To do: Output all of the records exactly, word for word.

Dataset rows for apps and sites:

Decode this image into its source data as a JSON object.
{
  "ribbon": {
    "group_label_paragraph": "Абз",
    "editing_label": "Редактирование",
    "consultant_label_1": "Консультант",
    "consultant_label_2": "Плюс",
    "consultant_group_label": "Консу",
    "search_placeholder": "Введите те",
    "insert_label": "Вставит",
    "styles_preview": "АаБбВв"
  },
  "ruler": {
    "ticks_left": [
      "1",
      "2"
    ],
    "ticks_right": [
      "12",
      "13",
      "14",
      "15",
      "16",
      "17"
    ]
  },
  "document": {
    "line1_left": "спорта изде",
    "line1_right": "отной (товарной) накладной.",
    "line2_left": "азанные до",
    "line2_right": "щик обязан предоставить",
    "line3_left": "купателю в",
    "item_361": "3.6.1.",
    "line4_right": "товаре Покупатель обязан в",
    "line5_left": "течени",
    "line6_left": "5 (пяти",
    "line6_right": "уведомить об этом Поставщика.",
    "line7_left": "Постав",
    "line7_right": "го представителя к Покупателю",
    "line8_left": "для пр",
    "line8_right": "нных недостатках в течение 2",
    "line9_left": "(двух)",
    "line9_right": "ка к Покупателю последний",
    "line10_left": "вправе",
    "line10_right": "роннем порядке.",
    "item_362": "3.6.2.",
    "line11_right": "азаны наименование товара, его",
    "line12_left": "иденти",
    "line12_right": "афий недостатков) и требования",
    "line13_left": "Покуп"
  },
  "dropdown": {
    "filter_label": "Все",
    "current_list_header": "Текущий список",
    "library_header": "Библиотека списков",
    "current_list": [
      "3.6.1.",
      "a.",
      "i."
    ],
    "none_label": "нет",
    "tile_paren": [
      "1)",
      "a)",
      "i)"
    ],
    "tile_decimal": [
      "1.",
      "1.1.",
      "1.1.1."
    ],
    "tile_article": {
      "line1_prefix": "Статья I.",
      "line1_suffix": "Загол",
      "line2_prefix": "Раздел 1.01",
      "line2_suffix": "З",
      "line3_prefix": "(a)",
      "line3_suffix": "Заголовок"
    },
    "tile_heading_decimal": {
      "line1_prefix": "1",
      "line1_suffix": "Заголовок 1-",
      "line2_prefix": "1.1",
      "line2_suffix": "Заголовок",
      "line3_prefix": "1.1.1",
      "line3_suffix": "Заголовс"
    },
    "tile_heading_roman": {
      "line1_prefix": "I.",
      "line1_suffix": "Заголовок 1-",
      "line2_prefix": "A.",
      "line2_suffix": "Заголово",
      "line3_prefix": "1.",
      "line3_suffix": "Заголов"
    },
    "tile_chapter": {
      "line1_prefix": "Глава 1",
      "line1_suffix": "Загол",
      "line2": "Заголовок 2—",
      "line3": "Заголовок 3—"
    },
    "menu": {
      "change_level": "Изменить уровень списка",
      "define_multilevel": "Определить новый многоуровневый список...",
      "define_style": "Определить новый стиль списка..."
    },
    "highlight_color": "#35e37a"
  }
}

Output:
Decode this image into its source data as a JSON object.
{
  "ribbon": {
    "group_label_paragraph": "Абз",
    "editing_label": "Редактирование",
    "consultant_label_1": "Консультант",
    "consultant_label_2": "Плюс",
    "consultant_group_label": "Консу",
    "search_placeholder": "Введите те",
    "insert_label": "Вставит",
    "styles_preview": "АаБбВв"
  },
  "ruler": {
    "ticks_left": [
      "1",
      "2"
    ],
    "ticks_right": [
      "12",
      "13",
      "14",
      "15",
      "16",
      "17"
    ]
  },
  "document": {
    "line1_left": "спорта изде",
    "line1_right": "отной (товарной) накладной.",
    "line2_left": "азанные до",
    "line2_right": "щик обязан предоставить",
    "line3_left": "купателю в",
    "item_361": "3.6.1.",
    "line4_right": "товаре Покупатель обязан в",
    "line5_left": "течени",
    "line6_left": "5 (пяти",
    "line6_right": "уведомить об этом Поставщика.",
    "line7_left": "Постав",
    "line7_right": "го представителя к Покупателю",
    "line8_left": "для пр",
    "line8_right": "нных недостатках в течение 2",
    "line9_left": "(двух)",
    "line9_right": "ка к Покупателю последний",
    "line10_left": "вправе",
    "line10_right": "роннем порядке.",
    "item_362": "3.6.2.",
    "line11_right": "азаны наименование товара, его",
    "line12_left": "иденти",
    "line12_right": "афий недостатков) и требования",
    "line13_left": "Покуп"
  },
  "dropdown": {
    "filter_label": "Все",
    "current_list_header": "Текущий список",
    "library_header": "Библиотека списков",
    "current_list": [
      "3.6.1.",
      "a.",
      "i."
    ],
    "none_label": "нет",
    "tile_paren": [
      "1)",
      "a)",
      "i)"
    ],
    "tile_decimal": [
      "1.",
      "1.1.",
      "1.1.1."
    ],
    "tile_article": {
      "line1_prefix": "Статья I.",
      "line1_suffix": "Загол",
      "line2_prefix": "Раздел 1.01",
      "line2_suffix": "З",
      "line3_prefix": "(a)",
      "line3_suffix": "Заголовок"
    },
    "tile_heading_decimal": {
      "line1_prefix": "1",
      "line1_suffix": "Заголовок 1-",
      "line2_prefix": "1.1",
      "line2_suffix": "Заголовок",
      "line3_prefix": "1.1.1",
      "line3_suffix": "Заголовс"
    },
    "tile_heading_roman": {
      "line1_prefix": "I.",
      "line1_suffix": "Заголовок 1-",
      "line2_prefix": "A.",
      "line2_suffix": "Заголово",
      "line3_prefix": "1.",
      "line3_suffix": "Заголов"
    },
    "tile_chapter": {
      "line1_prefix": "Глава 1",
      "line1_suffix": "Загол",
      "line2": "Заголовок 2—",
      "line3": "Заголовок 3—"
    },
    "menu": {
      "change_level": "Изменить уровень списка",
      "define_multilevel": "Определить новый многоуровневый список...",
      "define_style": "Определить новый стиль списка..."
    },
    "highlight_color": "#35e37a"
  }
}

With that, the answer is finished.